WHAT IS NEEDED —
Records appear below. Give all of them again, exactly.

*** Opening DATA FOR THIS EXERCISE ***

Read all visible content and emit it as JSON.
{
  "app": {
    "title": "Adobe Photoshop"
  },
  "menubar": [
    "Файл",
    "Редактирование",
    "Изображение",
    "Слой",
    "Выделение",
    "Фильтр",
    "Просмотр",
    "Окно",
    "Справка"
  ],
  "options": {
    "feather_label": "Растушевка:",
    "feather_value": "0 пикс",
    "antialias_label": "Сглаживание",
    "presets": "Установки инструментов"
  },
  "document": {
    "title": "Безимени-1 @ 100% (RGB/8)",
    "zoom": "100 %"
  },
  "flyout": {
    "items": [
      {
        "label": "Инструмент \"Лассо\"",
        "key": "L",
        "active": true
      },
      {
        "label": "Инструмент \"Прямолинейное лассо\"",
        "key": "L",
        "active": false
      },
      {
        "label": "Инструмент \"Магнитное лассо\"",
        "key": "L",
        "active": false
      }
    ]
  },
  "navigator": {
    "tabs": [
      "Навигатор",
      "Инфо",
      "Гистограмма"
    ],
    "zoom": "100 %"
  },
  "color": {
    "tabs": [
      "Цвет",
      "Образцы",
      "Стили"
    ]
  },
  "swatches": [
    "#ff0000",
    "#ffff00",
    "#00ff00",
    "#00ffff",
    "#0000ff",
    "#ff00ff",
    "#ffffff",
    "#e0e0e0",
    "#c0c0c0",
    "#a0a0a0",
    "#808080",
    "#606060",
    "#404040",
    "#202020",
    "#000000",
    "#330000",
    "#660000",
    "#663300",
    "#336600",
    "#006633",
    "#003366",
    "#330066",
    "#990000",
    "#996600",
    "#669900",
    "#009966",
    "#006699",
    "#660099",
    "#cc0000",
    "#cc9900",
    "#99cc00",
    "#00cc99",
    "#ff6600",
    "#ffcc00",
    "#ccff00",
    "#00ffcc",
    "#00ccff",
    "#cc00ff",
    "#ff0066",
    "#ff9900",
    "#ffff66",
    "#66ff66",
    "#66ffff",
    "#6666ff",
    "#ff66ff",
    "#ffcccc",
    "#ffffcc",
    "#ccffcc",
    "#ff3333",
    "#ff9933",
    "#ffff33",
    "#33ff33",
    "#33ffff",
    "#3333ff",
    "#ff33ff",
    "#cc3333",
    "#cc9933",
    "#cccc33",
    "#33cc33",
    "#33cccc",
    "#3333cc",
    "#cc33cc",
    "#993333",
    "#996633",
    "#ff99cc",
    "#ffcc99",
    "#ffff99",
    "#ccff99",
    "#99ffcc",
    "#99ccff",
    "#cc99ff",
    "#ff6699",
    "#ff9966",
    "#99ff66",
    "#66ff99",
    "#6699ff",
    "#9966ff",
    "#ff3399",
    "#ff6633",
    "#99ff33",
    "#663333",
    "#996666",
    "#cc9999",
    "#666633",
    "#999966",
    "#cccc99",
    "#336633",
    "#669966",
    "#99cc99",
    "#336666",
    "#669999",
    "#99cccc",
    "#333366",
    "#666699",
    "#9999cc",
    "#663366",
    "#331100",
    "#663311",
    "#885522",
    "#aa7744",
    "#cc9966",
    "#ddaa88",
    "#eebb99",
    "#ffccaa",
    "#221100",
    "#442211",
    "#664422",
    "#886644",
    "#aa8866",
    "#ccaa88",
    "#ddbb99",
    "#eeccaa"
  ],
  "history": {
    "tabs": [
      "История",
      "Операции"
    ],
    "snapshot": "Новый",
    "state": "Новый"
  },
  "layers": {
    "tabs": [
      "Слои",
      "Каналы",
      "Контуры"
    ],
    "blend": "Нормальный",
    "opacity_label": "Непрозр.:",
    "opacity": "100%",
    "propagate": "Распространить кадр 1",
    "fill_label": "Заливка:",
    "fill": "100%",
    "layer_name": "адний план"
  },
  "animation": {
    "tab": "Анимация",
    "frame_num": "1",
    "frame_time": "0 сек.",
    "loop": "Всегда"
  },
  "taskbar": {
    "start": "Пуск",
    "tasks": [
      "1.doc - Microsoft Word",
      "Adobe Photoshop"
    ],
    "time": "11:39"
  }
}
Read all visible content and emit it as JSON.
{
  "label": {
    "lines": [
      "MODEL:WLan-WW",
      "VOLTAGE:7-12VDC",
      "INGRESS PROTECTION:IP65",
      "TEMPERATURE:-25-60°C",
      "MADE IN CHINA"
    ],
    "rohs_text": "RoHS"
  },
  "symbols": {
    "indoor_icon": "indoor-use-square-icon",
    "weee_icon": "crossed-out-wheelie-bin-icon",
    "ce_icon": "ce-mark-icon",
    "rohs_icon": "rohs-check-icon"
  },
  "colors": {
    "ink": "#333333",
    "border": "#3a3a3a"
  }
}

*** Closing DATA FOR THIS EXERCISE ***

WRITTEN SOLUTION —
Read all visible content and emit it as JSON.
{
  "app": {
    "title": "Adobe Photoshop"
  },
  "menubar": [
    "Файл",
    "Редактирование",
    "Изображение",
    "Слой",
    "Выделение",
    "Фильтр",
    "Просмотр",
    "Окно",
    "Справка"
  ],
  "options": {
    "feather_label": "Растушевка:",
    "feather_value": "0 пикс",
    "antialias_label": "Сглаживание",
    "presets": "Установки инструментов"
  },
  "document": {
    "title": "Безимени-1 @ 100% (RGB/8)",
    "zoom": "100 %"
  },
  "flyout": {
    "items": [
      {
        "label": "Инструмент \"Лассо\"",
        "key": "L",
        "active": true
      },
      {
        "label": "Инструмент \"Прямолинейное лассо\"",
        "key": "L",
        "active": false
      },
      {
        "label": "Инструмент \"Магнитное лассо\"",
        "key": "L",
        "active": false
      }
    ]
  },
  "navigator": {
    "tabs": [
      "Навигатор",
      "Инфо",
      "Гистограмма"
    ],
    "zoom": "100 %"
  },
  "color": {
    "tabs": [
      "Цвет",
      "Образцы",
      "Стили"
    ]
  },
  "swatches": [
    "#ff0000",
    "#ffff00",
    "#00ff00",
    "#00ffff",
    "#0000ff",
    "#ff00ff",
    "#ffffff",
    "#e0e0e0",
    "#c0c0c0",
    "#a0a0a0",
    "#808080",
    "#606060",
    "#404040",
    "#202020",
    "#000000",
    "#330000",
    "#660000",
    "#663300",
    "#336600",
    "#006633",
    "#003366",
    "#330066",
    "#990000",
    "#996600",
    "#669900",
    "#009966",
    "#006699",
    "#660099",
    "#cc0000",
    "#cc9900",
    "#99cc00",
    "#00cc99",
    "#ff6600",
    "#ffcc00",
    "#ccff00",
    "#00ffcc",
    "#00ccff",
    "#cc00ff",
    "#ff0066",
    "#ff9900",
    "#ffff66",
    "#66ff66",
    "#66ffff",
    "#6666ff",
    "#ff66ff",
    "#ffcccc",
    "#ffffcc",
    "#ccffcc",
    "#ff3333",
    "#ff9933",
    "#ffff33",
    "#33ff33",
    "#33ffff",
    "#3333ff",
    "#ff33ff",
    "#cc3333",
    "#cc9933",
    "#cccc33",
    "#33cc33",
    "#33cccc",
    "#3333cc",
    "#cc33cc",
    "#993333",
    "#996633",
    "#ff99cc",
    "#ffcc99",
    "#ffff99",
    "#ccff99",
    "#99ffcc",
    "#99ccff",
    "#cc99ff",
    "#ff6699",
    "#ff9966",
    "#99ff66",
    "#66ff99",
    "#6699ff",
    "#9966ff",
    "#ff3399",
    "#ff6633",
    "#99ff33",
    "#663333",
    "#996666",
    "#cc9999",
    "#666633",
    "#999966",
    "#cccc99",
    "#336633",
    "#669966",
    "#99cc99",
    "#336666",
    "#669999",
    "#99cccc",
    "#333366",
    "#666699",
    "#9999cc",
    "#663366",
    "#331100",
    "#663311",
    "#885522",
    "#aa7744",
    "#cc9966",
    "#ddaa88",
    "#eebb99",
    "#ffccaa",
    "#221100",
    "#442211",
    "#664422",
    "#886644",
    "#aa8866",
    "#ccaa88",
    "#ddbb99",
    "#eeccaa"
  ],
  "history": {
    "tabs": [
      "История",
      "Операции"
    ],
    "snapshot": "Новый",
    "state": "Новый"
  },
  "layers": {
    "tabs": [
      "Слои",
      "Каналы",
      "Контуры"
    ],
    "blend": "Нормальный",
    "opacity_label": "Непрозр.:",
    "opacity": "100%",
    "propagate": "Распространить кадр 1",
    "fill_label": "Заливка:",
    "fill": "100%",
    "layer_name": "адний план"
  },
  "animation": {
    "tab": "Анимация",
    "frame_num": "1",
    "frame_time": "0 сек.",
    "loop": "Всегда"
  },
  "taskbar": {
    "start": "Пуск",
    "tasks": [
      "1.doc - Microsoft Word",
      "Adobe Photoshop"
    ],
    "time": "11:39"
  }
}
Read all visible content and emit it as JSON.
{
  "label": {
    "lines": [
      "MODEL:WLan-WW",
      "VOLTAGE:7-12VDC",
      "INGRESS PROTECTION:IP65",
      "TEMPERATURE:-25-60°C",
      "MADE IN CHINA"
    ],
    "rohs_text": "RoHS"
  },
  "symbols": {
    "indoor_icon": "indoor-use-square-icon",
    "weee_icon": "crossed-out-wheelie-bin-icon",
    "ce_icon": "ce-mark-icon",
    "rohs_icon": "rohs-check-icon"
  },
  "colors": {
    "ink": "#333333",
    "border": "#3a3a3a"
  }
}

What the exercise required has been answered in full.